A murder. A cocaine ring. A kidnapping.
The list of crimes that were alleged to have been committed by the upper echelons of the Montreal mafia were long, but Crown prosecutors are giving up on securing convictions for most of those charges, as it drops its wide-ranging case against more than three dozen accused mobsters.
It comes after years of legal wrangling over secret police surveillance techniques that the government has worked to keep under wraps. The Crown’s unwillingness to disclose how police tracked and intercepted encrypted BlackBerry messages appears to have led to the case’s unravelling, according to La Presse.
Prosecutors told a Montreal courtroom on Tuesday that they would not be proceeding with its case against 36 people — one of whom has since died — who were facing cocaine trafficking charges, as well as accusations of kidnapping and arson. The prosecutors don’t need to provide a reason for why they are ending, or ‘staying,’ the charges.
The arrests were made under Operation Clemenza, an investigation run by the federal Royal Canadian Mounted Police, which culminated in 2014.
VICE News has reported extensively on Clemenza, and an associated murder trial that resulted in a number of convictions in 2016.
Court documents revealed how the RCMP had obtained the global decryption key for consumer-grade BlackBerrys in 2011, directly from Research In Motion. They also detailed how police used powerful cell phone tracking technology to surveil the suspected mobsters throughout Montreal — but that the technology didn’t always work.
Government lawyers fought for months in the murder case to keep details of their BlackBerry decryption program secret, fighting defense counsel all the way to the Quebec Court of Appeal, contending that releasing the information could thwart future police investigations.
The motion at issue at the appeal court — which would have compelled Crown lawyers to hand over the global decryption key and to hand over technical details on the RCMP’s phone-tracking technology — died when six men confessed to conspiracy to commit murder in 2016. A very similar motion is likely at play in the case that was put to rest on Tuesday.
The RCMP also refused to disclose anything about their cell phone tracking hardware, and won’t even admit they the owns the devices, usually referred to as Stingrays or IMSI catchers — although documents obtained by VICE News show they do, and they use them.

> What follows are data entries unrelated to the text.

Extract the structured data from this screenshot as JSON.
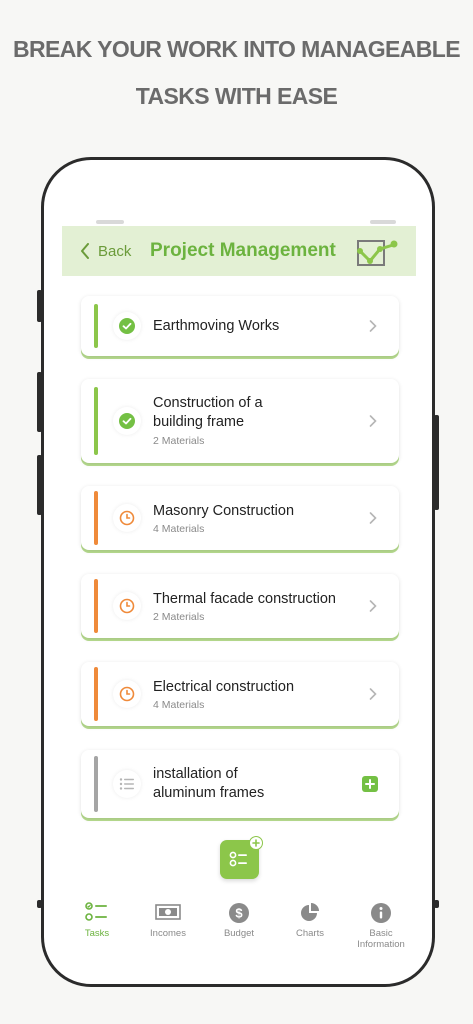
{
  "headline": {
    "line1": "BREAK YOUR WORK INTO MANAGEABLE",
    "line2": "TASKS WITH EASE"
  },
  "header": {
    "back_label": "Back",
    "title": "Project Management",
    "chart_icon": "trend-chart-icon"
  },
  "tasks": [
    {
      "name": "Earthmoving Works",
      "materials": "",
      "status": "done"
    },
    {
      "name": "Construction of a building frame",
      "name_line1": "Construction of a",
      "name_line2": "building frame",
      "materials": "2 Materials",
      "status": "done"
    },
    {
      "name": "Masonry Construction",
      "materials": "4 Materials",
      "status": "in-progress"
    },
    {
      "name": "Thermal facade construction",
      "materials": "2 Materials",
      "status": "in-progress"
    },
    {
      "name": "Electrical construction",
      "materials": "4 Materials",
      "status": "in-progress"
    },
    {
      "name": "installation of aluminum frames",
      "name_line1": "installation of",
      "name_line2": "aluminum frames",
      "materials": "",
      "status": "todo"
    }
  ],
  "tabs": [
    {
      "label": "Tasks",
      "icon": "tasks-icon",
      "active": true
    },
    {
      "label": "Incomes",
      "icon": "banknote-icon",
      "active": false
    },
    {
      "label": "Budget",
      "icon": "dollar-icon",
      "active": false
    },
    {
      "label": "Charts",
      "icon": "pie-chart-icon",
      "active": false
    },
    {
      "label": "Basic Information",
      "icon": "info-icon",
      "active": false
    }
  ],
  "colors": {
    "green": "#6cb33f",
    "orange": "#ef8a3a",
    "gray": "#9a9a9a",
    "header_bg": "#e3f0d4"
  }
}
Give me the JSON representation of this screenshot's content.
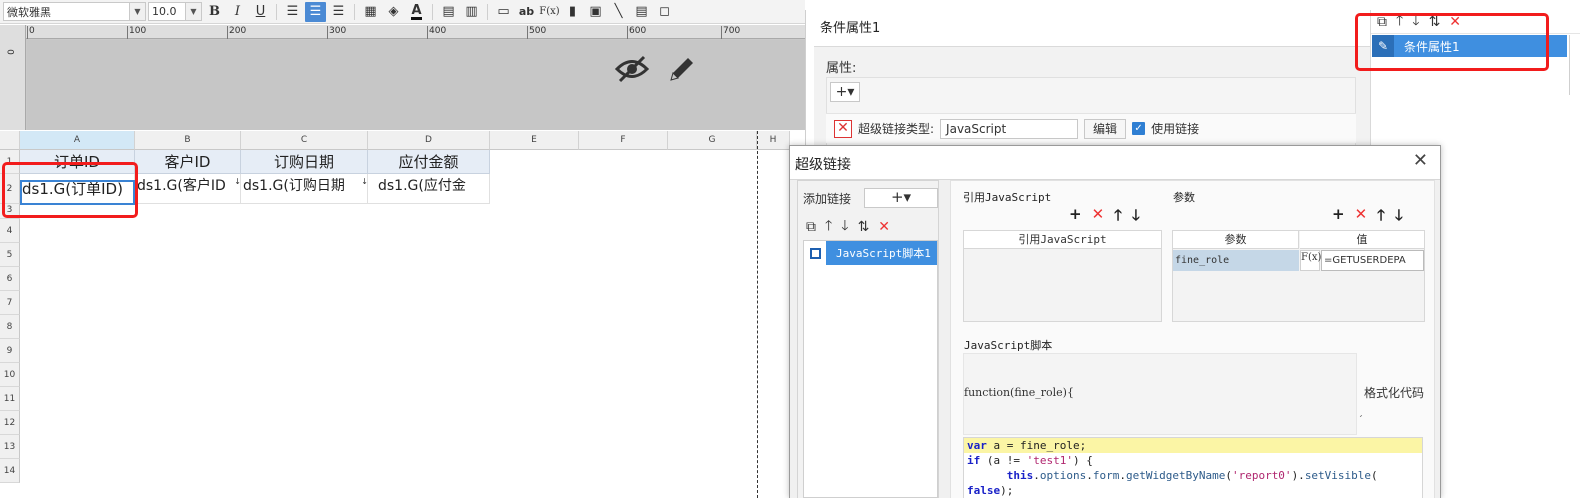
{
  "toolbar": {
    "font_name": "微软雅黑",
    "font_size": "10.0",
    "bold": "B",
    "italic": "I",
    "underline": "U",
    "text_label": "ab",
    "formula_label": "F(x)",
    "font_color": "A"
  },
  "ruler": {
    "ticks": [
      "0",
      "100",
      "200",
      "300",
      "400",
      "500",
      "600",
      "700"
    ],
    "left_tick": "0"
  },
  "sheet": {
    "columns": [
      "A",
      "B",
      "C",
      "D",
      "E",
      "F",
      "G",
      "H"
    ],
    "rows": [
      "1",
      "2",
      "3",
      "4",
      "5",
      "6",
      "7",
      "8",
      "9",
      "10",
      "11",
      "12",
      "13",
      "14"
    ],
    "header_row": [
      "订单ID",
      "客户ID",
      "订购日期",
      "应付金额"
    ],
    "data_row": [
      "ds1.G(订单ID)",
      "ds1.G(客户ID",
      "ds1.G(订购日期",
      "ds1.G(应付金"
    ],
    "expand_marker": "↓"
  },
  "condition_panel": {
    "title": "条件属性1",
    "attr_label": "属性:",
    "add_button": "+▾",
    "link_type_label": "超级链接类型:",
    "link_type_value": "JavaScript",
    "edit_button": "编辑",
    "use_link_label": "使用链接",
    "use_link_checked": true
  },
  "list_panel": {
    "item": "条件属性1"
  },
  "dialog": {
    "title": "超级链接",
    "add_link_label": "添加链接",
    "add_link_button": "+▾",
    "script_item": "JavaScript脚本1",
    "ref_js_label": "引用JavaScript",
    "ref_js_header": "引用JavaScript",
    "params_label": "参数",
    "param_col": "参数",
    "value_col": "值",
    "param_name": "fine_role",
    "param_fx": "F(x)",
    "param_value": "=GETUSERDEPA",
    "js_script_label": "JavaScript脚本",
    "function_signature": "function(fine_role){",
    "format_code": "格式化代码",
    "code_lines": [
      "var a = fine_role;",
      "if (a != 'test1') {",
      "      this.options.form.getWidgetByName('report0').setVisible(",
      "false);"
    ]
  },
  "colors": {
    "accent": "#3f8fe0",
    "highlight_red": "#f21c1c",
    "code_highlight": "#fbf5a5"
  }
}
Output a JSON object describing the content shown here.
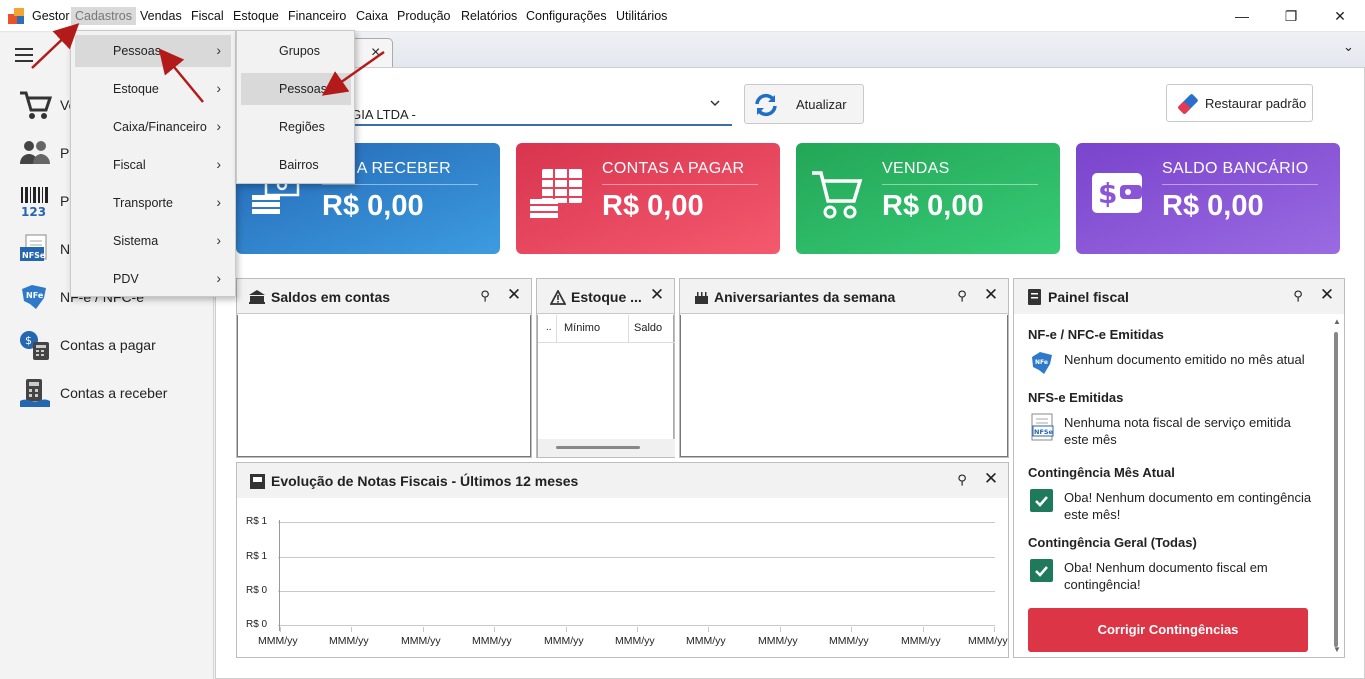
{
  "menubar": {
    "logo_label": "Gestor",
    "items": [
      "Cadastros",
      "Vendas",
      "Fiscal",
      "Estoque",
      "Financeiro",
      "Caixa",
      "Produção",
      "Relatórios",
      "Configurações",
      "Utilitários"
    ],
    "active_item": "Cadastros"
  },
  "window_controls": {
    "minimize": "—",
    "maximize": "❐",
    "close": "✕"
  },
  "sidebar": {
    "items": [
      {
        "label": "Ve",
        "icon": "cart-icon"
      },
      {
        "label": "Pe",
        "icon": "people-icon"
      },
      {
        "label": "Pr",
        "icon": "barcode-icon"
      },
      {
        "label": "N",
        "icon": "nfse-icon"
      },
      {
        "label": "NF-e / NFC-e",
        "icon": "nfe-icon"
      },
      {
        "label": "Contas a pagar",
        "icon": "bill-calculator-icon"
      },
      {
        "label": "Contas a receber",
        "icon": "receive-calculator-icon"
      }
    ]
  },
  "cadastros_menu": {
    "items": [
      "Pessoas",
      "Estoque",
      "Caixa/Financeiro",
      "Fiscal",
      "Transporte",
      "Sistema",
      "PDV"
    ],
    "highlighted": "Pessoas"
  },
  "pessoas_submenu": {
    "items": [
      "Grupos",
      "Pessoas",
      "Regiões",
      "Bairros"
    ],
    "highlighted": "Pessoas"
  },
  "tab": {
    "close_label": "×"
  },
  "toolbar": {
    "company_value": "OGIA LTDA -",
    "refresh_label": "Atualizar",
    "restore_label": "Restaurar padrão"
  },
  "cards": [
    {
      "title": "TAS A RECEBER",
      "value": "R$ 0,00",
      "color": "#2b7bc0",
      "icon": "money-stack-icon"
    },
    {
      "title": "CONTAS A PAGAR",
      "value": "R$ 0,00",
      "color": "#e6405a",
      "icon": "bill-stack-icon"
    },
    {
      "title": "VENDAS",
      "value": "R$ 0,00",
      "color": "#2bb864",
      "icon": "cart-icon"
    },
    {
      "title": "SALDO BANCÁRIO",
      "value": "R$ 0,00",
      "color": "#8a55d6",
      "icon": "wallet-icon"
    }
  ],
  "panels": {
    "saldos": {
      "title": "Saldos em contas"
    },
    "estoque": {
      "title": "Estoque ...",
      "columns": [
        "..",
        "Mínimo",
        "Saldo"
      ]
    },
    "aniversariantes": {
      "title": "Aniversariantes da semana"
    },
    "evolucao": {
      "title": "Evolução de Notas Fiscais - Últimos 12 meses"
    },
    "fiscal": {
      "title": "Painel fiscal",
      "sections": [
        {
          "heading": "NF-e / NFC-e Emitidas",
          "text": "Nenhum documento emitido no mês atual"
        },
        {
          "heading": "NFS-e Emitidas",
          "text": "Nenhuma nota fiscal de serviço emitida este mês"
        },
        {
          "heading": "Contingência Mês Atual",
          "text": "Oba! Nenhum documento em contingência este mês!"
        },
        {
          "heading": "Contingência Geral (Todas)",
          "text": "Oba! Nenhum documento fiscal em contingência!"
        }
      ],
      "button_label": "Corrigir Contingências",
      "button_color": "#dc3545"
    }
  },
  "chart_data": {
    "type": "line",
    "title": "Evolução de Notas Fiscais - Últimos 12 meses",
    "y_tick_labels": [
      "R$ 1",
      "R$ 1",
      "R$ 0",
      "R$ 0"
    ],
    "x_tick_labels": [
      "MMM/yy",
      "MMM/yy",
      "MMM/yy",
      "MMM/yy",
      "MMM/yy",
      "MMM/yy",
      "MMM/yy",
      "MMM/yy",
      "MMM/yy",
      "MMM/yy",
      "MMM/yy"
    ],
    "series": []
  }
}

The RCMP and Crown lawyers have fought to keep even this much information out of the public eye. VICE Media had to go to court to ensure that this information remains in the public domain.
The end of the Clemenza proceedings is the latest blow to a government effort to root out organized crime in Montreal.
In 2015, prosecutors had to drop a slew of charges against Hells Angels bikers, after serious abuses of process were discovered at trial.
Amid all of this, Montreal’s criminal underworld is in tumult. Targeted killings, firebombings, and drive-by shootings have surged as a power struggle emerges — with many mafioso vying to fill the void of its imprisoned members, only to have many of them back on the streets within months.
Cover: Graham Hughes/The Canadian Press